(JollofNews) – There are many countries around the world who continue to enjoy the benefits of true democracy. Yet, for a majority of Africans, true representative democracy remains an illusion.

Several African leaders (‘elected dictators’) pretend to be practicing ‘democracy’ by merely allowing their citizens to vote once in four or five years, but these very same people who voted them into office have little or almost no say in the decision-making process of their countries, matters of governance, or even in the development work taking place in their communities.

Africa and African leaders have to create “Space for Civil Society”. According to a statement by the UN, “Governments everywhere should be reminded that the hallmark of successful and stable democracies is the presence of a strong and freely operating civil society in which government and civil society work together … and at the same time, civil society helps keep government accountable.”

United Nations (UN) Secretary General Ban Ki-moon stated that “civil society is the oxygen of democracy. Civil society acts as a catalyst for social progress and economic growth. It plays a critical role in keeping government accountable, and helps represent the diverse interests of the population, including its most vulnerable groups.”

It would be logical to think if all African leaders can heed to such words, then Africa will be on a bright path towards true representative democracy. However, critics would argue that such words often fall on deaf ears as many African leaders continue to suppress civil society.African-Presidents

Democracy, in its real essence, has never been allowed to trickle down to the general populace by elected dictators in Africa who have been primarily concerned with clinging unto power and prolonging their stay in office with blatant disregard for their constitutions and therefore have not let their people decide their future for themselves.

It can be argued that in some parts of Africa; the guardians of democracy themselves were not ready to protect the supposedly inalienable principles of freedom inherent in democracy. In such a scenario, there was no one to protect the ordinary man, woman, boy or girl on the street, no one to ensure that his or her basic rights were not infringed upon and that his or her fundamental liberty was fully safeguarded.

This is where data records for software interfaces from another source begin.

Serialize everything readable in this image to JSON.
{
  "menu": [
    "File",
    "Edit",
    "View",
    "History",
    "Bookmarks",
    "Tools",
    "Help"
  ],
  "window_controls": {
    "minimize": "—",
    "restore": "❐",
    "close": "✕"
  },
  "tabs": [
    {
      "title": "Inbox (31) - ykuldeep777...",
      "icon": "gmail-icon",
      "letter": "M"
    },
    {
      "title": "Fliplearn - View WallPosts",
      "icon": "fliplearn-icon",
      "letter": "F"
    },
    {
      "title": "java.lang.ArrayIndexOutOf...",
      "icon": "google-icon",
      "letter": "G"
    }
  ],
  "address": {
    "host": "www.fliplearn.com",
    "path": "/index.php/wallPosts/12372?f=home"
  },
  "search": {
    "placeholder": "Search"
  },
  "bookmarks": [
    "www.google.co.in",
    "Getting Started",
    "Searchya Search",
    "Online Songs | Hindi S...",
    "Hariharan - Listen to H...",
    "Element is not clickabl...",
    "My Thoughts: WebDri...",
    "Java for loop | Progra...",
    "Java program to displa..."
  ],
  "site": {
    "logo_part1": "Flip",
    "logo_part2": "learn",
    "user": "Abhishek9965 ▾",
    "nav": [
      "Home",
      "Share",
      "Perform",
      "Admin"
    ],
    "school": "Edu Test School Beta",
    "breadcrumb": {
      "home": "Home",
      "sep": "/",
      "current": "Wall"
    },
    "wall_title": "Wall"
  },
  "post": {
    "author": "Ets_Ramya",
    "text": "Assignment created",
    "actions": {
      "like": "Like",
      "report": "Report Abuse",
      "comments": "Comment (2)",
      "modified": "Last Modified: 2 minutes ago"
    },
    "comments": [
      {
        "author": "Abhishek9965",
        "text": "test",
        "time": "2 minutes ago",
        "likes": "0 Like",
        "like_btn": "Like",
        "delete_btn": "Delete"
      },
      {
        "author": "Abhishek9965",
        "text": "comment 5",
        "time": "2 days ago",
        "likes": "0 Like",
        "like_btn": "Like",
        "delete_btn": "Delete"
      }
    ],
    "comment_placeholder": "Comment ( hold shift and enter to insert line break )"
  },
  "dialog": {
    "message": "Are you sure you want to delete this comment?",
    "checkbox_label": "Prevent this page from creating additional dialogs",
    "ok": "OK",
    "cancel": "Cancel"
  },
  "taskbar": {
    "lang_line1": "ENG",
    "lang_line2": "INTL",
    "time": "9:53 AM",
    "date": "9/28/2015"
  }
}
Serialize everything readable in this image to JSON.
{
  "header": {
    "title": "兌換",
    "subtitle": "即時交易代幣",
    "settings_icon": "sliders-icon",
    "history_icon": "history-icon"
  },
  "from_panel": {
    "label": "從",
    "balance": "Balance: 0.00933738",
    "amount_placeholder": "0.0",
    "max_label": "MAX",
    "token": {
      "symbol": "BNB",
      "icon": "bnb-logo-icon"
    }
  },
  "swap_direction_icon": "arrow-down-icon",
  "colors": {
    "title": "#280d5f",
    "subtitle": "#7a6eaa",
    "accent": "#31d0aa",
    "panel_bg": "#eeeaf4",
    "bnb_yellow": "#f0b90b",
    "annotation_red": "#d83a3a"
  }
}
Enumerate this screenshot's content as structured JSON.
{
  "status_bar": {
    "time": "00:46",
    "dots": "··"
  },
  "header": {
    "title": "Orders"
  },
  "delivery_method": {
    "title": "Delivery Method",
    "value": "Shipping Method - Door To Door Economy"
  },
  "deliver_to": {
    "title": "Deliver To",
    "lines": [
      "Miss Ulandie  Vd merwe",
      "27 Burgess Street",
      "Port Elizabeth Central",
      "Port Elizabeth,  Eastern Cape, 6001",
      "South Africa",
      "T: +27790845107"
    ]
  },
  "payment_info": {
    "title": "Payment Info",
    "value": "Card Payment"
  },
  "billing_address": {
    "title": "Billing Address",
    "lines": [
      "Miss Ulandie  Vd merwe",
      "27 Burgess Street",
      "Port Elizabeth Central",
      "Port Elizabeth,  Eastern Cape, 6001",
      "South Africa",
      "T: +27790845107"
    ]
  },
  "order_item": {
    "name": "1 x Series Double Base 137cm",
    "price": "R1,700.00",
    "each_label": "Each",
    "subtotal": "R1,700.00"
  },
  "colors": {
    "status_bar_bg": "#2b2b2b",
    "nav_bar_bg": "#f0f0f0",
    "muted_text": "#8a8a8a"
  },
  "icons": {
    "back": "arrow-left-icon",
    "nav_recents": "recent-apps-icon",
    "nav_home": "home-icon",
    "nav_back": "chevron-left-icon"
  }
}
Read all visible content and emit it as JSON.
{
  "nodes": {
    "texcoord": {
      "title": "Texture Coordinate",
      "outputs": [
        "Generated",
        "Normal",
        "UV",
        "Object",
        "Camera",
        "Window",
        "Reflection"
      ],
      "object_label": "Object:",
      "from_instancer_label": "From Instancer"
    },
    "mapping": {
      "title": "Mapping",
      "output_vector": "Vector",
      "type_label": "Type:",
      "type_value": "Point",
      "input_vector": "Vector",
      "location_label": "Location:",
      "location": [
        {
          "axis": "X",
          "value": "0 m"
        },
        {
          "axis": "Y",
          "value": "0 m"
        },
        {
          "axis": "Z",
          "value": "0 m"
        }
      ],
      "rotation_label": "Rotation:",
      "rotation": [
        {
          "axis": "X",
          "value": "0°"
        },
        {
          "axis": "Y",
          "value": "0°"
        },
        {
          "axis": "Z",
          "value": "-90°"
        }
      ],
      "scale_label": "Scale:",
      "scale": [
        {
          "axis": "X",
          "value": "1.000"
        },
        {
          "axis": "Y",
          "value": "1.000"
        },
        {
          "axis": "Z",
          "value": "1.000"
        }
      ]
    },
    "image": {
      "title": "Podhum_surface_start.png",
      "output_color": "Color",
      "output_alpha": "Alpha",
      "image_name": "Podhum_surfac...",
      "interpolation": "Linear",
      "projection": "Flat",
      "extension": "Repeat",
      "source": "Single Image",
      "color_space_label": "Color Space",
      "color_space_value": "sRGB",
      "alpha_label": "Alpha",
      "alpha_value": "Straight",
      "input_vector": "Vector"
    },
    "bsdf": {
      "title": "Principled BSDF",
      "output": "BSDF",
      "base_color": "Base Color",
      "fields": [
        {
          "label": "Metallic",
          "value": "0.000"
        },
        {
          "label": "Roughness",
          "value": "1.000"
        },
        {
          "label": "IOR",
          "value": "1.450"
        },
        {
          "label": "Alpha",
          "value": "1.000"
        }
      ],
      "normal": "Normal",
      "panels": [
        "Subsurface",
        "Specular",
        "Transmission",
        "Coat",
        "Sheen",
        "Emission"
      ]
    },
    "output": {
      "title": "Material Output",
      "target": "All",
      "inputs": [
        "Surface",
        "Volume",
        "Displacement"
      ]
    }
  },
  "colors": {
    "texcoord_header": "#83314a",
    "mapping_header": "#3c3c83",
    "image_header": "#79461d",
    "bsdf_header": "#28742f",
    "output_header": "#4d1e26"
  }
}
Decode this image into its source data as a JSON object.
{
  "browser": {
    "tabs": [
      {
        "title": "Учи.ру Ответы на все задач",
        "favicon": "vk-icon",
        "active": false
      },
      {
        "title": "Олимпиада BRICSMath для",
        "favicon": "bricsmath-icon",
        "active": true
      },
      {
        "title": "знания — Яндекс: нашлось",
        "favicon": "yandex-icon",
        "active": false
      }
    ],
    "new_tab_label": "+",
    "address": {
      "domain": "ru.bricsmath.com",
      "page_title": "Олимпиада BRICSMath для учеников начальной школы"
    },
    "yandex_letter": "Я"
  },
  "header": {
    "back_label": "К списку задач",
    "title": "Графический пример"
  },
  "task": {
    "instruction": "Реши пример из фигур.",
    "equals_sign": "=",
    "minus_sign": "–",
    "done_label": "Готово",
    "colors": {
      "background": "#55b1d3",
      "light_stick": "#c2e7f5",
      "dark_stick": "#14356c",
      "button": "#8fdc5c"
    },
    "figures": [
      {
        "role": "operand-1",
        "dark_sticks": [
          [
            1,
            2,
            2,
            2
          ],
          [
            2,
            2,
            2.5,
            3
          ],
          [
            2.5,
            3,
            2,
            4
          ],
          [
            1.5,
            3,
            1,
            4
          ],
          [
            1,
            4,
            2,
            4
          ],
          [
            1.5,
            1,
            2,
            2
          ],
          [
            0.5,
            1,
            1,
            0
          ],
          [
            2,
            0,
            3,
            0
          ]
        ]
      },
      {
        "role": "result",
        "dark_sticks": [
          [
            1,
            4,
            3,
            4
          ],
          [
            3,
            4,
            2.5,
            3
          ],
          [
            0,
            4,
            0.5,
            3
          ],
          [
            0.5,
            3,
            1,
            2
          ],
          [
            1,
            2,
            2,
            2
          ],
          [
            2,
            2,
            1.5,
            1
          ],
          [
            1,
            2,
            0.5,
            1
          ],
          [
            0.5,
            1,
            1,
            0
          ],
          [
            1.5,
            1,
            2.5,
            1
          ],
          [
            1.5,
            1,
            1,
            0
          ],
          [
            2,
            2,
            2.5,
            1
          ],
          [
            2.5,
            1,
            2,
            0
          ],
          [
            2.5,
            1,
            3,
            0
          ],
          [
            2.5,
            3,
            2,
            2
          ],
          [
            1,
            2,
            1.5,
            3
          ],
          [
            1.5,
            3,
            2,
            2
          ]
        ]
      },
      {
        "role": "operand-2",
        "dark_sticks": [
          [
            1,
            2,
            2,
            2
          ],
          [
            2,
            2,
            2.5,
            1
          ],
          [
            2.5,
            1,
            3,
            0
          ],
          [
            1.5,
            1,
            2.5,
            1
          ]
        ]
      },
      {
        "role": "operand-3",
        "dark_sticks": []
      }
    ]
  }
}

Civil society, for its part, should always maintain its stance against dictatorship and authoritarian rule in Africa. It must continue to tirelessly support the cause of democracy and independence of state institutions, particularly the judiciary in Africa as this can play a significant role in ensuring that democracy is sustained across the continent.

It is conceivable that some states across Africa will continue to maintain hostility against activists critical of their governments and their policies. Despite such hostilities, the civil and political activists across Africa should refuse to budge, instead continue their struggle to protect the vulnerable and marginalised against oppressive African leaders.